Ed Gorman said...

To me there's dark and dark. People such as Edward Bunker and Jim Thompson and David Goodis and Derek Raymond weren't showing off or doing literary riffing on old forms. They were expressing legitimate world views. And most important of all thei visions were based on what they experienced/pervceived in their live. What I get tired of is the riffing you see that's based on novels rather than life. That's what I meant by parodistic. It's a kind of academic fiction, books unto books unto books. One name I should've mentioned was Tom Piccirilli. He's doing something very much his own and very my very dark but also very much borne of life rather than books. Thanks for writing. --Ed.

Gonzalo B said...
This comment has been removed by the author.
Gonzalo B said...

The violence in the work of some of the classic authors like Thompson or Dan Marlowe never seems gratuitous or over the top in the manner of so many contemporary noir writers who think an exploding head and a blood-splattered windshield is the modern-day equivalent of a cartoon character slipping on a banana peel.
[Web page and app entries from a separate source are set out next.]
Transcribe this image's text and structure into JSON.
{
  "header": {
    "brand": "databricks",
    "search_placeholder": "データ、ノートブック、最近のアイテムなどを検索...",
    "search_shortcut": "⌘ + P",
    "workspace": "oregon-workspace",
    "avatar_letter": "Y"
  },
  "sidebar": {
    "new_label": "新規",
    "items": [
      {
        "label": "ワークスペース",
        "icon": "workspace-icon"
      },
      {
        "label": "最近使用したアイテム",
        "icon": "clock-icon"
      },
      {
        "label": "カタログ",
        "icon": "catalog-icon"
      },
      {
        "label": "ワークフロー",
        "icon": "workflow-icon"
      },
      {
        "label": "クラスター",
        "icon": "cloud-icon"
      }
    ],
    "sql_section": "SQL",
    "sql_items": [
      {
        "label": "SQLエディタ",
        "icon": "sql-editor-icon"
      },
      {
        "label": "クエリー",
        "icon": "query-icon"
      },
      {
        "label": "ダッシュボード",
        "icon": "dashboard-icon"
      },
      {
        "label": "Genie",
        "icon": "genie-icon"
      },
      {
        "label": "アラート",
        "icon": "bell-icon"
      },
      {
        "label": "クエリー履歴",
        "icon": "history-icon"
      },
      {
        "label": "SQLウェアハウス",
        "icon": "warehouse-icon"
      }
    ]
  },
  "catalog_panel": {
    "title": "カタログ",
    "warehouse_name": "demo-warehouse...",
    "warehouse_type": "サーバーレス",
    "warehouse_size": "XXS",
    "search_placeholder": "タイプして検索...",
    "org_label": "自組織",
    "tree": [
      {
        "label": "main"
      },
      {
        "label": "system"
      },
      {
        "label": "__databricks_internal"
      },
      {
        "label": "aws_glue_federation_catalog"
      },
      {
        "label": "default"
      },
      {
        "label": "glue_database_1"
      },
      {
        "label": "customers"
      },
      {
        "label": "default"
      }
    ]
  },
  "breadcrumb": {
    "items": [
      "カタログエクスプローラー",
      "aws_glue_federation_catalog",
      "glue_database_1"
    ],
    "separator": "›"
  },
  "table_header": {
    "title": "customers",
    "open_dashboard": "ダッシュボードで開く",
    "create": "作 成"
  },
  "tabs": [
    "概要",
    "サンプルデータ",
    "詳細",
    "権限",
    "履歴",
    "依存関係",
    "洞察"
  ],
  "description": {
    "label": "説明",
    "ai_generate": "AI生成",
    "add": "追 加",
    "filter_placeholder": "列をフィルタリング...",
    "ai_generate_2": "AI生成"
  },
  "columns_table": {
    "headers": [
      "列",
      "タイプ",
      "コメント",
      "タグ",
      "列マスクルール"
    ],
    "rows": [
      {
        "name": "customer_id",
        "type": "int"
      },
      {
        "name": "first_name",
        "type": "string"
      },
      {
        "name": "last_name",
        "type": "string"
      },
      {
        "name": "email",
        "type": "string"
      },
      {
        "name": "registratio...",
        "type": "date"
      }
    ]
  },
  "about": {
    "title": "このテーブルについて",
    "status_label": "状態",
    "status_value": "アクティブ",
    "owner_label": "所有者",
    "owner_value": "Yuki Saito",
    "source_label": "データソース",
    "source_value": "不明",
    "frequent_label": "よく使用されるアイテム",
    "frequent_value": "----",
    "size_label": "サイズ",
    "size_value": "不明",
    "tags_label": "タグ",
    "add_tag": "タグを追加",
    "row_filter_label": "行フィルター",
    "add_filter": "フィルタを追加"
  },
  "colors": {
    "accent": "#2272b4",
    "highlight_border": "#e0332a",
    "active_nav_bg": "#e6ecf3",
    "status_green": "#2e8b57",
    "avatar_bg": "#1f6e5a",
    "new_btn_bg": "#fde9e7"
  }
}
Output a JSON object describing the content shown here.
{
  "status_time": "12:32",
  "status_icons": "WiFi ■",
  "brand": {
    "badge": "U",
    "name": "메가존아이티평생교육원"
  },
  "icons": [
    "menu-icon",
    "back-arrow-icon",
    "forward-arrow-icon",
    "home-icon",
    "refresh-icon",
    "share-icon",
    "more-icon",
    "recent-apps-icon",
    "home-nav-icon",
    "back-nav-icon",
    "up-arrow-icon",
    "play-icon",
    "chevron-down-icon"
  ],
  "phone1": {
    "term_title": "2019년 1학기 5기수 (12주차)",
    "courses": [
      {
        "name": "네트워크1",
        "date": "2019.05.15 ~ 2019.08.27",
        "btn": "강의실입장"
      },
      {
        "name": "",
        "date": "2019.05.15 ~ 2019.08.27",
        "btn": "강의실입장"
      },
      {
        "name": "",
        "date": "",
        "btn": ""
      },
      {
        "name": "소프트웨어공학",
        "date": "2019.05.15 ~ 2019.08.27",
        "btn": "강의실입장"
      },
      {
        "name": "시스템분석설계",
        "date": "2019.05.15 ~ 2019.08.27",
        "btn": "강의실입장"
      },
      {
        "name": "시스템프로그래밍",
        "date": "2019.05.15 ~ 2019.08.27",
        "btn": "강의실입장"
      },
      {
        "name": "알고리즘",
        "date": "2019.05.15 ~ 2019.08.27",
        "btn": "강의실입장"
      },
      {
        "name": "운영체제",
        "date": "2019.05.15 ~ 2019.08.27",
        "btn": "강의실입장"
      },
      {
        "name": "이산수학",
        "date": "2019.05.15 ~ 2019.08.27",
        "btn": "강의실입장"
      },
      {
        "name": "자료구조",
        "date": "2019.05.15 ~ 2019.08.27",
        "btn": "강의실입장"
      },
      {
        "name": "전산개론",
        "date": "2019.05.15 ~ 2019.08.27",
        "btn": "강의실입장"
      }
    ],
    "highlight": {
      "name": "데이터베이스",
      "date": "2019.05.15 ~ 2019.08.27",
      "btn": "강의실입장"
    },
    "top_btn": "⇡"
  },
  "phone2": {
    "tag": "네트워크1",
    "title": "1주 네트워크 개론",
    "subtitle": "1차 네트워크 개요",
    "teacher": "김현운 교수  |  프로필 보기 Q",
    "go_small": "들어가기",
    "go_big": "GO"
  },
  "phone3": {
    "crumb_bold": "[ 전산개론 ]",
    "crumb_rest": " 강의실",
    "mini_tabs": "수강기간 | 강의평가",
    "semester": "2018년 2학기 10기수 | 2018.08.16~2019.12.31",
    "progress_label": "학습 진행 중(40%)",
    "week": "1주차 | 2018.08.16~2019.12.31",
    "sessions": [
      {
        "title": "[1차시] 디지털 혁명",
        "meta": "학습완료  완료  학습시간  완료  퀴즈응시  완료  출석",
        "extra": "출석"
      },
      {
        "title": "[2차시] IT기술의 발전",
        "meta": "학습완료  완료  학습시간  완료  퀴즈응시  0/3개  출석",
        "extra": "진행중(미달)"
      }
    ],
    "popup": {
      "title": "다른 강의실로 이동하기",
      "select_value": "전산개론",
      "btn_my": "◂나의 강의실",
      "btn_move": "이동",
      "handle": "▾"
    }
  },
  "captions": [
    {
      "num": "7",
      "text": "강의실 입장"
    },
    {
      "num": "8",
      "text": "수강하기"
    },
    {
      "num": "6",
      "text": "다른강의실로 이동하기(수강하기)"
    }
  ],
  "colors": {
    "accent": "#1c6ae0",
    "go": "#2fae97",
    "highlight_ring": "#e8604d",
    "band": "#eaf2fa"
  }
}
One culprit behind this trend, in my opinion, is none other than Quentin Tarantino. Just as you say that many of the new novels are books based on other books instead of life, Tarantino's films mymic his predecessors' work behind a faux ironic smirk instead of expressing a genuine outlook on life.

His influence on the rest of popular culture (from the ever more gross films of people like Eli Roth to many of the recent noir novels) is likewise tangible. The characters in these neo-noirs usually conform to the stereotype we have of what a hitman or a tough guy is supposed to be like -ruthless, insensitive, sadistic - even if they're nothing but walking punchlines. It is clear to me that many of these writers have never experienced anything even remotely close to violence in their lives. This is why their fake and sadistic depiction of it in their novels is more like a childish enjoyment of the forbidden rather than any meaningful statement. I believe this reliance on the gross also operates as a distraction from their obvious lack of storytelling skills. This is particularly evident in the new crop of novels where it is mandatory to include an action scene on every single page of their three-page chapters.